WHAT YOU SHOULD DO => If a line in the records contains the string "JSON", show that line.

Source records
....................

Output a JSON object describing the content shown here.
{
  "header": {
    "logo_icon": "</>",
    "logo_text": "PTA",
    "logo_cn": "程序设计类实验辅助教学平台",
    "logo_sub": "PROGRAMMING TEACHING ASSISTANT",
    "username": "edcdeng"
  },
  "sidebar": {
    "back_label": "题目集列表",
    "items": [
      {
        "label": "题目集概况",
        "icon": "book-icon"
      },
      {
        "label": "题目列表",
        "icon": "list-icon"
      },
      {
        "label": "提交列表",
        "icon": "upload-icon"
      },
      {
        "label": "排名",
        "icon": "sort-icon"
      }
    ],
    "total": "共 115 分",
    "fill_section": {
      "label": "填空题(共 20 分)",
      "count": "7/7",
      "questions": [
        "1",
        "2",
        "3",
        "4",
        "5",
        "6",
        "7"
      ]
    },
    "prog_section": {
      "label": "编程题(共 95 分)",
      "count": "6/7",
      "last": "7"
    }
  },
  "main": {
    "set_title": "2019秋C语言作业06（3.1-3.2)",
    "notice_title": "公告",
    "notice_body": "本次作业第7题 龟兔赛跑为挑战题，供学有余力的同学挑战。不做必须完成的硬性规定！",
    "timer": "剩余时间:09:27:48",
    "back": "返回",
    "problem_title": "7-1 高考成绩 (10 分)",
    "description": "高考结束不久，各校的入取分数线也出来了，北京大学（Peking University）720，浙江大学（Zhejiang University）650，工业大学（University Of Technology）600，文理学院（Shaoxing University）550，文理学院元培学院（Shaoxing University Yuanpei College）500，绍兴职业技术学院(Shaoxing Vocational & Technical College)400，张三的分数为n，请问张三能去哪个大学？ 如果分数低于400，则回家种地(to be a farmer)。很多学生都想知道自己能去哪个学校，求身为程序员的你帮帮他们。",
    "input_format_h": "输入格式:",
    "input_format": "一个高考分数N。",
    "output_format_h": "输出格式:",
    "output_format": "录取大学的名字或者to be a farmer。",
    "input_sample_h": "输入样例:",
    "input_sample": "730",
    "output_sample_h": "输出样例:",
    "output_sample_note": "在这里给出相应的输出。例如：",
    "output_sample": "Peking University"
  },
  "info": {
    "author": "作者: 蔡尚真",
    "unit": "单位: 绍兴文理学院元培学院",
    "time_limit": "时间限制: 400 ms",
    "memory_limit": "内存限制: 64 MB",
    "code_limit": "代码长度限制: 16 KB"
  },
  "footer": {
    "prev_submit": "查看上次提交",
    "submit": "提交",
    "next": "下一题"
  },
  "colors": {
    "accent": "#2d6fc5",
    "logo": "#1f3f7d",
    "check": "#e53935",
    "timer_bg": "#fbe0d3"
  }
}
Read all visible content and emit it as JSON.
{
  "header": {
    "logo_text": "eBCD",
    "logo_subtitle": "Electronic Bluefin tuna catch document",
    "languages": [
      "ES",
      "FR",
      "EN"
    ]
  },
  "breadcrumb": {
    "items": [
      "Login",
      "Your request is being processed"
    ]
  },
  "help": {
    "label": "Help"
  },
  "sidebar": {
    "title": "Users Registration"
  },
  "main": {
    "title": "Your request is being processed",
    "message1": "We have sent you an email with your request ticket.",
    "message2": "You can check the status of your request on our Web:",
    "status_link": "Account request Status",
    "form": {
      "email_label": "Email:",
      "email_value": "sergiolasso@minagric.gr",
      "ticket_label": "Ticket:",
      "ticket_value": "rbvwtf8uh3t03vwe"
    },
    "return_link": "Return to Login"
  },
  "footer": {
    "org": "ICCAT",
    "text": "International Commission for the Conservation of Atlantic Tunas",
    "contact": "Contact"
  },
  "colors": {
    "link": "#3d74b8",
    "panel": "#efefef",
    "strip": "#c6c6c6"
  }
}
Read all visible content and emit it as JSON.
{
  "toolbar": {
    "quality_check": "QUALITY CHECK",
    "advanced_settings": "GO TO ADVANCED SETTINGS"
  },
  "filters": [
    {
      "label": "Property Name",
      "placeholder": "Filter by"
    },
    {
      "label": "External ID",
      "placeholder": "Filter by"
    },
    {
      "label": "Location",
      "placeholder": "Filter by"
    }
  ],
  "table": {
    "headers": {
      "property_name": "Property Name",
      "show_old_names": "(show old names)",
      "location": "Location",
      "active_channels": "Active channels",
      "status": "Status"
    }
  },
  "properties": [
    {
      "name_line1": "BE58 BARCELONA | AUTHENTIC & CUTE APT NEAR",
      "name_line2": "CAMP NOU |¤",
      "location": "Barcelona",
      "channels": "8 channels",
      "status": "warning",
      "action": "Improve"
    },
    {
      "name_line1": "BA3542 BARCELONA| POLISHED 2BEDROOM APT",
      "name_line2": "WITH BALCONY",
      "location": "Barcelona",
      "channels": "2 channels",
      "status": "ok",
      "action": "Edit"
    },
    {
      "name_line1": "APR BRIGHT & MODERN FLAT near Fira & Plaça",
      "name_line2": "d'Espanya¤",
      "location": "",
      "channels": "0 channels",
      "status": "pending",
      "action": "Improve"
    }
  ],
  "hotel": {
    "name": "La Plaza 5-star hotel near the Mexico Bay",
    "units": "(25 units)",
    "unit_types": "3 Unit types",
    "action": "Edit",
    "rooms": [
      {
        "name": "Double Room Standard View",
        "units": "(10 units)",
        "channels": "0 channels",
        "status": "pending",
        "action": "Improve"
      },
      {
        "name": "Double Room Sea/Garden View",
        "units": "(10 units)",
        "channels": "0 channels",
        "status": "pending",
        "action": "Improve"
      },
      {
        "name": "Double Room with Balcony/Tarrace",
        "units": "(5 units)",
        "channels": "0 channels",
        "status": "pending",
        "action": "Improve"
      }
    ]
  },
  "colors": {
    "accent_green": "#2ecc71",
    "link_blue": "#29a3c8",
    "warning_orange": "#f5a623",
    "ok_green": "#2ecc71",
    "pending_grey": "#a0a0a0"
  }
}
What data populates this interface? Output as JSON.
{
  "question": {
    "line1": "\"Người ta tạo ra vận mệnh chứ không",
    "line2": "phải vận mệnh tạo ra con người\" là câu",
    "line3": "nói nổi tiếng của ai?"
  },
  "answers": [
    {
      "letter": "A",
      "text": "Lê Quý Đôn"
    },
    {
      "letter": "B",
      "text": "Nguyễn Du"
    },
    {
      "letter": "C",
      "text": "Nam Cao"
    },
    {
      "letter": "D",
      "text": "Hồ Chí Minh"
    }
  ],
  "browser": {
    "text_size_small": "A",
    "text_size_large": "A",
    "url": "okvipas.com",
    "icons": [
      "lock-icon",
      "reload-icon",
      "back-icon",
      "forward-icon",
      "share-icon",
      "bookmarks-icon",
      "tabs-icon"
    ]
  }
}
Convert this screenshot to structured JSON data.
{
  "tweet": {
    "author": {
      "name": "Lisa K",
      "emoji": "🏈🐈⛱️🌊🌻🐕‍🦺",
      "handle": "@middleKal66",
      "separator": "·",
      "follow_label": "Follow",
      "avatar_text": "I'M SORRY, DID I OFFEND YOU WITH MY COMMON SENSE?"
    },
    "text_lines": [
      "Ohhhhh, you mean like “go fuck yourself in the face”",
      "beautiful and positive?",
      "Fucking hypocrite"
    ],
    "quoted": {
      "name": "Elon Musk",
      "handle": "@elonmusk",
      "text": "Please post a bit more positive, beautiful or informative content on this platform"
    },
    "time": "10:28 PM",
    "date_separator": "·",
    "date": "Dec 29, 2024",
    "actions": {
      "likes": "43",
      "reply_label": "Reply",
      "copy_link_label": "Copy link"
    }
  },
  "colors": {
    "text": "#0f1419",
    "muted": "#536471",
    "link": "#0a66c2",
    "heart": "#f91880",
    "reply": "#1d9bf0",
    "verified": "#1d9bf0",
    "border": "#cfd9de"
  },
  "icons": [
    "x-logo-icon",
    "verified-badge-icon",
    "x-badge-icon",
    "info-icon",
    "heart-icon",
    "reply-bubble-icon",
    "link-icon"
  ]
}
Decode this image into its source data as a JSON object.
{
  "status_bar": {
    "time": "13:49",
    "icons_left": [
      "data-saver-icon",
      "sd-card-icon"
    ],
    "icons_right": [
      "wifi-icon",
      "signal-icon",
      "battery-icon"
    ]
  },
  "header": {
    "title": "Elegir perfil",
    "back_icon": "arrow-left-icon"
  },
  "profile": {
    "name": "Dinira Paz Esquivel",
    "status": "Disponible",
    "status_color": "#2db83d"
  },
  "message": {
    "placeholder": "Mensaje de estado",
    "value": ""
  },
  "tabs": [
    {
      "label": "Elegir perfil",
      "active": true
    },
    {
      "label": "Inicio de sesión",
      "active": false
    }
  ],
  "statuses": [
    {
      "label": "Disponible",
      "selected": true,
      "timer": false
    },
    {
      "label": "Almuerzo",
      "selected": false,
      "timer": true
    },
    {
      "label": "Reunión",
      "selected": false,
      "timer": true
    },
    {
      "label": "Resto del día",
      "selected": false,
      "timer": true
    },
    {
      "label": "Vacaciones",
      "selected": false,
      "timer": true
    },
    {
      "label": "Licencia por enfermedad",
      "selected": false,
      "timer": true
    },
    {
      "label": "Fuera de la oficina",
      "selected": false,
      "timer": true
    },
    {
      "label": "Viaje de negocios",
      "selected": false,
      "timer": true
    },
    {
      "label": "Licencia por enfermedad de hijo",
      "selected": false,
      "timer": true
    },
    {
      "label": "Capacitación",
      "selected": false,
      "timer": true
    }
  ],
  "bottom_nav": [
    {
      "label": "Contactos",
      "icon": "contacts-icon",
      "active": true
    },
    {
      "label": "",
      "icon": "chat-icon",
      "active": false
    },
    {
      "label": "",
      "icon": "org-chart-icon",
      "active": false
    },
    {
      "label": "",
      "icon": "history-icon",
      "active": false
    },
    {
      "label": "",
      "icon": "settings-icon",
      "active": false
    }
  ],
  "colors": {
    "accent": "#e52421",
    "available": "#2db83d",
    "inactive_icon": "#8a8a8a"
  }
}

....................

REPLY =>
Output a JSON object describing the content shown here.
Read all visible content and emit it as JSON.
Read all visible content and emit it as JSON.
What data populates this interface? Output as JSON.
Convert this screenshot to structured JSON data.
Decode this image into its source data as a JSON object.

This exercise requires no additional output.